I sit at my desk, our lovely ship is anchored off Fuerta Amador, near Panama City, having made our transit of the Panama canal yesterday. Over 900 of our guests are ashore, enjoying the city and its surrounds and I, having had a long day yesterday, completed my necessary tasks and paperwork and have spent some time preparing this post.
I have found that a hiatus of 3 months from writing the blog leaves me with a re-learning process; editing the GoPro video took longer than expected for example. I used to be able to ‘knock them out’ in 10 minutes, this first one since coming back took me an hour 😯 .
My day yesterday started at 4:30 a.m. We were scheduled to be at Cristobal breakwaters at 5:30 a.m. however, as is often the case, the schedule changed and a delay of 30 minutes resulted. These delays are usually to do with northbound vessels being delayed, as a consequence the canal is not open for southbound until they have cleared. We follow the ‘Azamara Quest’ through the breakwater entrance and undergo our canal inspection; in short, whether we are deemed suitable to make the transit. Pilots, agents, Immigration officials, a plethora of personnel join and leave, the pilots of course remain with us.
The Pilot/Master relationship is of extreme importance during a transit, a symbiotic relationship, we both need to be able to work together to ensure the transit is trouble-free and without incident. I am fortunate that I had some very amicable gentlemen, very capable and fun to work with. Pilots conn the ship during all stages, except the getting into the locks themselves. Here it is we who approach and enter the locks, (getting near the “wall’ and into the lock). It is here, once the ‘mules; are attached, that the pilot takes control of them; for example, once the 2 mules attached to the bow are in control, all I have to do is worry about the stern, the pilot will look after the bow. Once the stern ‘mules’ are attached, the pilot controls them, all we have to do is adjust the speed into the chambers. As one can imagine, after a 15½-hour day, anchoring at Fuerta Amador came as a welcome relief.

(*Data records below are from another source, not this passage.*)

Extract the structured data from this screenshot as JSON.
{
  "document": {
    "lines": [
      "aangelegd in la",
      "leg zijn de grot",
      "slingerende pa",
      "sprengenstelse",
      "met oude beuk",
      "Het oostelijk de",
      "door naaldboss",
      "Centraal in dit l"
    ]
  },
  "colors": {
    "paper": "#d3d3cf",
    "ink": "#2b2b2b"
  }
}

I took numerous photos, blessed that my 2nd-in-command, Thomas is a capable ship-handler and this gave the opportunity to take them; we having alternated the locks.
We leave soon for the first leg of our Pacific crossing; 3,851 miles, 6,161 kms towards Nuku Hiva, an island in French Polynesia. 8 days at sea and several clock changes. I may have a lack of material for the posts, however will try to keep you updated. I leave you with my video of the Canal transit. 🙂